Students in the dual-title program are required to write and orally defend a dissertation on a topic that is approved in advance by their Ph.D. committee and reflects their original research and education in both their primary graduate program and Astrobiology. Upon completion of the doctoral dissertation, the candidate must pass a final oral examination (the dissertation defense) to earn the Ph.D. degree. The dissertation must be accepted by the Ph.D. committee, the head of the graduate program, and the Graduate School.


A graduate minor is available in any approved graduate major or dual-title program. The default requirements for a graduate minor are stated in Graduate Council policies listed under GCAC-600 Research Degree Policies and GCAC-700 Professional Degree Policies, depending on the type of degree the student is pursuing:

Student Aid

Graduate assistantships available to students in this program and other forms of student aid are described in the Tuition & Funding section of The Graduate School’s website. Students on graduate assistantships must adhere to the course load limits set by The Graduate School.


Graduate courses carry numbers from 500 to 699 and 800 to 899. Advanced undergraduate courses numbered between 400 and 499 may be used to meet some graduate degree requirements when taken by graduate students. Courses below the 400 level may not. A graduate student may register for or audit these courses in order to make up deficiencies or to fill in gaps in previous education but not to meet requirements for an advanced degree.

Astrobiology (ABIOL) Course List

Learning Outcomes

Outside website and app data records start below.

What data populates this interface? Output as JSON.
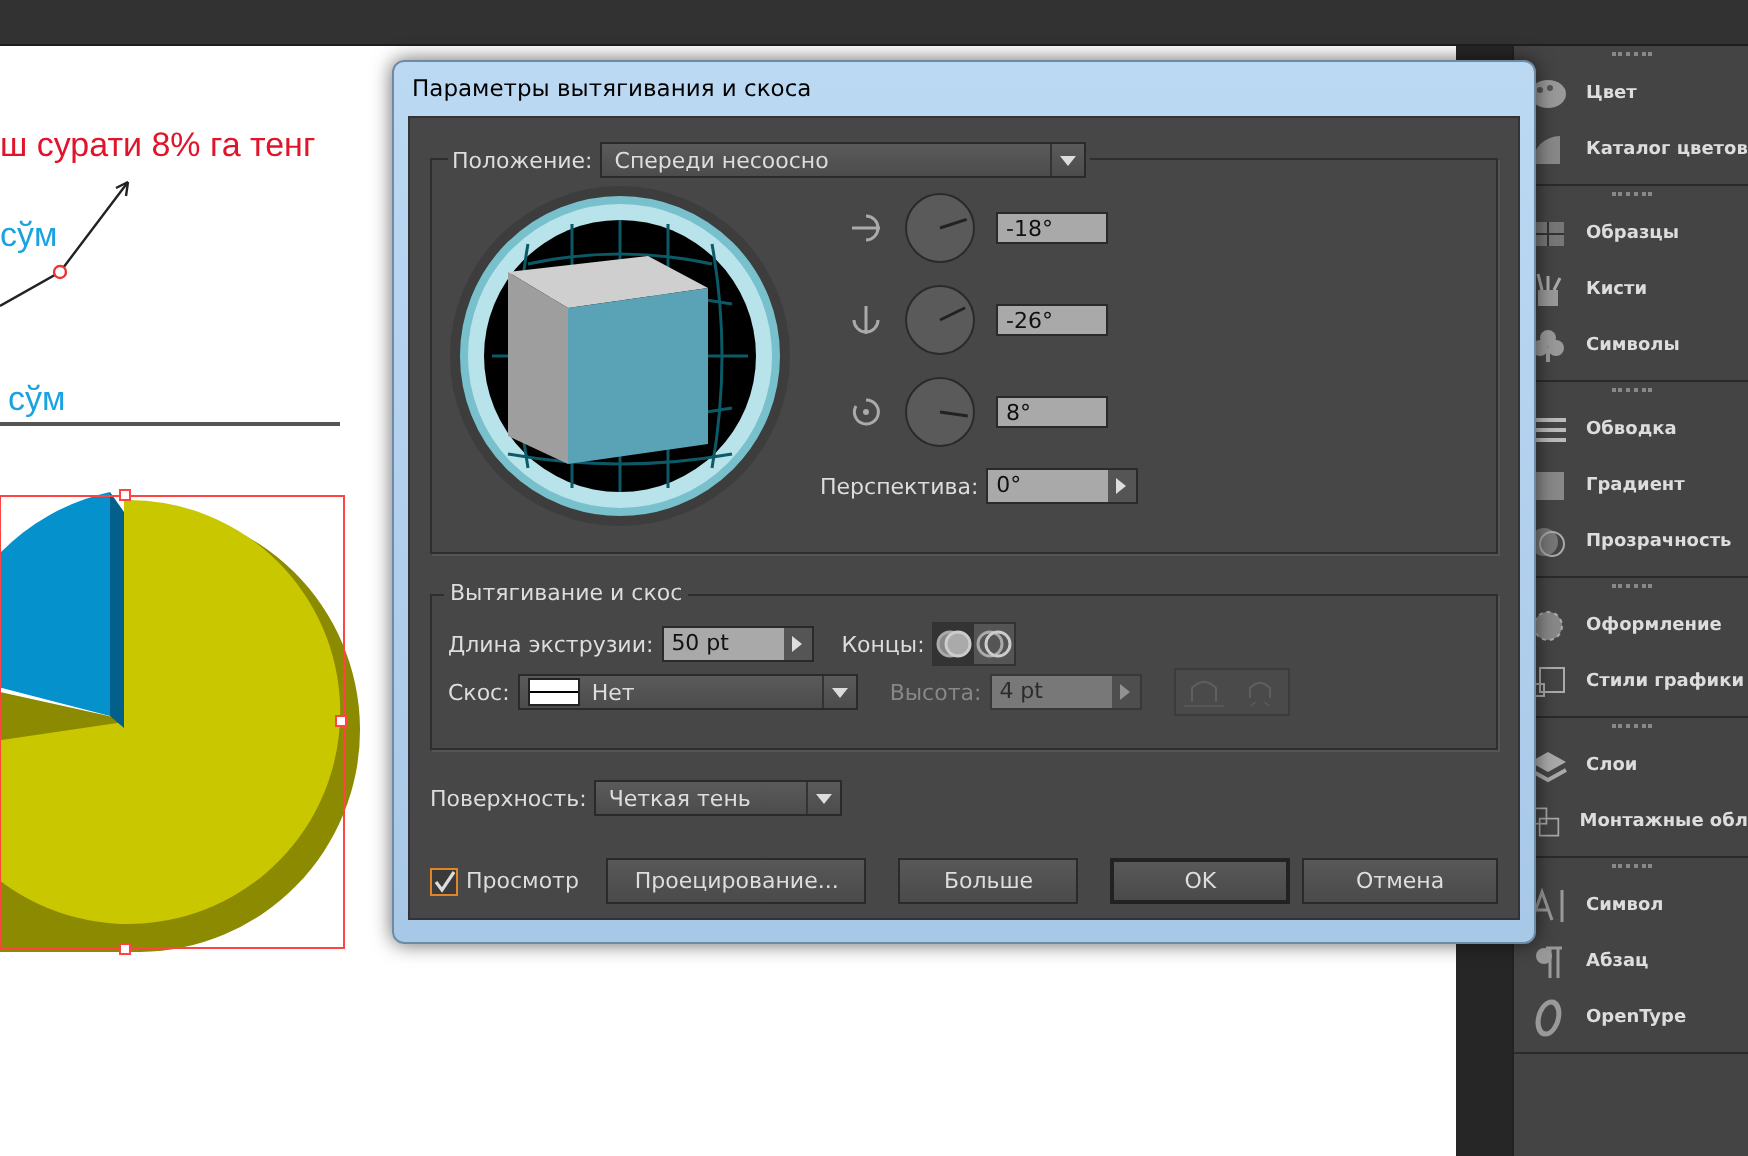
{
  "artboard": {
    "headline": "ш сурати 8% га тенг",
    "label_upper": "сўм",
    "label_lower": "сўм"
  },
  "dialog": {
    "title": "Параметры вытягивания и скоса",
    "position": {
      "label": "Положение:",
      "value": "Спереди несоосно"
    },
    "rotations": [
      {
        "kind": "x",
        "value": "-18°"
      },
      {
        "kind": "y",
        "value": "-26°"
      },
      {
        "kind": "z",
        "value": "8°"
      }
    ],
    "perspective": {
      "label": "Перспектива:",
      "value": "0°"
    },
    "extrude": {
      "title": "Вытягивание и скос",
      "depth_label": "Длина экструзии:",
      "depth_value": "50 pt",
      "caps_label": "Концы:",
      "caps": [
        {
          "selected": true
        },
        {
          "selected": false
        }
      ],
      "bevel_label": "Скос:",
      "bevel_value": "Нет",
      "height_label": "Высота:",
      "height_value": "4 pt",
      "height_disabled": true
    },
    "surface": {
      "label": "Поверхность:",
      "value": "Четкая тень"
    },
    "preview": {
      "label": "Просмотр",
      "checked": true
    },
    "buttons": [
      {
        "label": "Проецирование...",
        "default": false
      },
      {
        "label": "Больше",
        "default": false
      },
      {
        "label": "OK",
        "default": true
      },
      {
        "label": "Отмена",
        "default": false
      }
    ]
  },
  "panels": [
    {
      "items": [
        {
          "kind": "palette",
          "label": "Цвет"
        },
        {
          "kind": "fan",
          "label": "Каталог цветов"
        }
      ]
    },
    {
      "items": [
        {
          "kind": "grid",
          "label": "Образцы"
        },
        {
          "kind": "brush",
          "label": "Кисти"
        },
        {
          "kind": "club",
          "label": "Символы"
        }
      ]
    },
    {
      "items": [
        {
          "kind": "lines",
          "label": "Обводка"
        },
        {
          "kind": "gradient",
          "label": "Градиент"
        },
        {
          "kind": "circles",
          "label": "Прозрачность"
        }
      ]
    },
    {
      "items": [
        {
          "kind": "dotcircle",
          "label": "Оформление"
        },
        {
          "kind": "squares",
          "label": "Стили графики"
        }
      ]
    },
    {
      "items": [
        {
          "kind": "layers",
          "label": "Слои"
        },
        {
          "kind": "boards",
          "label": "Монтажные обл"
        }
      ]
    },
    {
      "items": [
        {
          "kind": "letter",
          "label": "Символ"
        },
        {
          "kind": "pilcrow",
          "label": "Абзац"
        },
        {
          "kind": "italic",
          "label": "OpenType"
        }
      ]
    }
  ]
}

  1. KNOW: Students will develop and demonstrate advanced knowledge of a sub-specialty of geosciences, including understanding of, for example, historical and cutting-edge concepts, approaches, and techniques used in the field. 
  2. ANALYZE & CREATE: Students will demonstrate the ability to independently conceive a research hypothesis or question, and to contextualize the results of data collection and analysis.
  3. RESEARCH IMPLEMENTATION: Students will demonstrate the ability to develop and implement scientific approaches, utilizing data collection, analysis, or numerical models, to address a question or hypothesis.
  4. COMMUNICATE: Students will develop the ability to communicate their research findings to an audience of their peers in both written and oral form.
  5. QUANTIFY: Students will develop the ability to incorporate quantitative analysis of data to support interpretations.
  6. CRITICAL THINKING: Graduates will be able to critically analyze and assess work by others in their field of specialty.
  7. PROFESSIONAL PRACTICE: Students will demonstrate knowledge of ethical standards in research and scholarship, and the ability to collaborate in a collegial and ethical manner with other professionals within their field or with diverse scientific backgrounds.


Campus University Park
Graduate Program Head Bradford James Foley
Director of Graduate Studies (DGS) or Professor-in-Charge (PIC) Bradford James Foley
Program Contact

507 Deike Building
University Park PA 16802

Program Website View